▶ _What you should do_:
Print out each entry below exactly, please.

▶ _Exercise data_:
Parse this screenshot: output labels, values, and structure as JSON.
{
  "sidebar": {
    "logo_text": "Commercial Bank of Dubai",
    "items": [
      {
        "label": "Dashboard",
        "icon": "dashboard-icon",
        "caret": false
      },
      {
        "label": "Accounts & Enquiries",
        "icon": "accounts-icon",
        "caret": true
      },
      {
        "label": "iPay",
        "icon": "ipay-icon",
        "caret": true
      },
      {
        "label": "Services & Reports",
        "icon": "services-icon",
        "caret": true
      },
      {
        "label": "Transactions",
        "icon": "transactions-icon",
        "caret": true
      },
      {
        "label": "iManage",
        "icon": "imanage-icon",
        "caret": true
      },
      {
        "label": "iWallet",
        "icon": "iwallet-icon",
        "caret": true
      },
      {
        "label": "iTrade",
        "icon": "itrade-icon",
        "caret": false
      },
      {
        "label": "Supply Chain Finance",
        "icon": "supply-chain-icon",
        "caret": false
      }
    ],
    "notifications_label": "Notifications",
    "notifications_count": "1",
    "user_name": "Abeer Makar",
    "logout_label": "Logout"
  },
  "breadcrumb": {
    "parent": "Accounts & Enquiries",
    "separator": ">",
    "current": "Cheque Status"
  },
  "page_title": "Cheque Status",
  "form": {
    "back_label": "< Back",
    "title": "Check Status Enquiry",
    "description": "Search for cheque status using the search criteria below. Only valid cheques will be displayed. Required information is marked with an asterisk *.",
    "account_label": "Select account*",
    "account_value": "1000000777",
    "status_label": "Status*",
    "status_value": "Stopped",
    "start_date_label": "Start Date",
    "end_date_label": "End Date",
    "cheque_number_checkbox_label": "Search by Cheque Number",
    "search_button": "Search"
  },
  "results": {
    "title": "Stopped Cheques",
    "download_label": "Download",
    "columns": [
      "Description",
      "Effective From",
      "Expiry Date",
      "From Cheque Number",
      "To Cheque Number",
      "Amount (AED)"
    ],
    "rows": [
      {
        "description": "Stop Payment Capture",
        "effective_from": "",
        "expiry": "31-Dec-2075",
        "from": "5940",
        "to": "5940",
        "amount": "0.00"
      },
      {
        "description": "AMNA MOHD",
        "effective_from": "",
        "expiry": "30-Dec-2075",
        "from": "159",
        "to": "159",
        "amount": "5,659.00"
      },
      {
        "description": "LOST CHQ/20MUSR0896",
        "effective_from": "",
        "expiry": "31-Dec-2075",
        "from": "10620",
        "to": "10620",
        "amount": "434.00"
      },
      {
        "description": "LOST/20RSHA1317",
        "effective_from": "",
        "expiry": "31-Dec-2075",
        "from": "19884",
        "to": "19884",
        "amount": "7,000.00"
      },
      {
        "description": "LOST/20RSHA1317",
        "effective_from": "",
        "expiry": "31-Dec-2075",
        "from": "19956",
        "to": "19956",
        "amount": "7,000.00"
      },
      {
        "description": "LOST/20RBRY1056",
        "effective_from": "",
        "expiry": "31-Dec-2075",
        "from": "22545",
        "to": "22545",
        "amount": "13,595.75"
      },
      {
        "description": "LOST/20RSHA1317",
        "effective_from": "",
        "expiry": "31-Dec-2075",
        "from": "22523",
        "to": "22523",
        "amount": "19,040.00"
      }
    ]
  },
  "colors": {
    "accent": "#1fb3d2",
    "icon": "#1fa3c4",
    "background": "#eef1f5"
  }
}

▶ _The answer_:
Parse this screenshot: output labels, values, and structure as JSON.
{
  "sidebar": {
    "logo_text": "Commercial Bank of Dubai",
    "items": [
      {
        "label": "Dashboard",
        "icon": "dashboard-icon",
        "caret": false
      },
      {
        "label": "Accounts & Enquiries",
        "icon": "accounts-icon",
        "caret": true
      },
      {
        "label": "iPay",
        "icon": "ipay-icon",
        "caret": true
      },
      {
        "label": "Services & Reports",
        "icon": "services-icon",
        "caret": true
      },
      {
        "label": "Transactions",
        "icon": "transactions-icon",
        "caret": true
      },
      {
        "label": "iManage",
        "icon": "imanage-icon",
        "caret": true
      },
      {
        "label": "iWallet",
        "icon": "iwallet-icon",
        "caret": true
      },
      {
        "label": "iTrade",
        "icon": "itrade-icon",
        "caret": false
      },
      {
        "label": "Supply Chain Finance",
        "icon": "supply-chain-icon",
        "caret": false
      }
    ],
    "notifications_label": "Notifications",
    "notifications_count": "1",
    "user_name": "Abeer Makar",
    "logout_label": "Logout"
  },
  "breadcrumb": {
    "parent": "Accounts & Enquiries",
    "separator": ">",
    "current": "Cheque Status"
  },
  "page_title": "Cheque Status",
  "form": {
    "back_label": "< Back",
    "title": "Check Status Enquiry",
    "description": "Search for cheque status using the search criteria below. Only valid cheques will be displayed. Required information is marked with an asterisk *.",
    "account_label": "Select account*",
    "account_value": "1000000777",
    "status_label": "Status*",
    "status_value": "Stopped",
    "start_date_label": "Start Date",
    "end_date_label": "End Date",
    "cheque_number_checkbox_label": "Search by Cheque Number",
    "search_button": "Search"
  },
  "results": {
    "title": "Stopped Cheques",
    "download_label": "Download",
    "columns": [
      "Description",
      "Effective From",
      "Expiry Date",
      "From Cheque Number",
      "To Cheque Number",
      "Amount (AED)"
    ],
    "rows": [
      {
        "description": "Stop Payment Capture",
        "effective_from": "",
        "expiry": "31-Dec-2075",
        "from": "5940",
        "to": "5940",
        "amount": "0.00"
      },
      {
        "description": "AMNA MOHD",
        "effective_from": "",
        "expiry": "30-Dec-2075",
        "from": "159",
        "to": "159",
        "amount": "5,659.00"
      },
      {
        "description": "LOST CHQ/20MUSR0896",
        "effective_from": "",
        "expiry": "31-Dec-2075",
        "from": "10620",
        "to": "10620",
        "amount": "434.00"
      },
      {
        "description": "LOST/20RSHA1317",
        "effective_from": "",
        "expiry": "31-Dec-2075",
        "from": "19884",
        "to": "19884",
        "amount": "7,000.00"
      },
      {
        "description": "LOST/20RSHA1317",
        "effective_from": "",
        "expiry": "31-Dec-2075",
        "from": "19956",
        "to": "19956",
        "amount": "7,000.00"
      },
      {
        "description": "LOST/20RBRY1056",
        "effective_from": "",
        "expiry": "31-Dec-2075",
        "from": "22545",
        "to": "22545",
        "amount": "13,595.75"
      },
      {
        "description": "LOST/20RSHA1317",
        "effective_from": "",
        "expiry": "31-Dec-2075",
        "from": "22523",
        "to": "22523",
        "amount": "19,040.00"
      }
    ]
  },
  "colors": {
    "accent": "#1fb3d2",
    "icon": "#1fa3c4",
    "background": "#eef1f5"
  }
}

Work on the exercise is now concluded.